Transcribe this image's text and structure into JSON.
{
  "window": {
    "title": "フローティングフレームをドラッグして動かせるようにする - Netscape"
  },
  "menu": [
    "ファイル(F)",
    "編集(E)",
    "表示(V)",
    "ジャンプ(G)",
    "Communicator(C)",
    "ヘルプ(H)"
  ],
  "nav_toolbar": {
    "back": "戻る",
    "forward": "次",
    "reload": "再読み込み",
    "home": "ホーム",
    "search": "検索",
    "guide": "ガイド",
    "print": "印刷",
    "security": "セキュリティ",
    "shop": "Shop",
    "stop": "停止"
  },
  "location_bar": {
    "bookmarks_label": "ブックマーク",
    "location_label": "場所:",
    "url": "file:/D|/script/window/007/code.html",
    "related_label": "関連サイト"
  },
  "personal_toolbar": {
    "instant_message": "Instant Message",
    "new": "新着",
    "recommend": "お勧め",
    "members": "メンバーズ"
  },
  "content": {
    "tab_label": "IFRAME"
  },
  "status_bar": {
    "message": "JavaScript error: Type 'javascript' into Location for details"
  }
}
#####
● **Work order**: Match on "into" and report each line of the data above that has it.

● **Exercise answer**:
Transcribe this image's text and structure into JSON.
    "message": "JavaScript error: Type 'javascript' into Location for details"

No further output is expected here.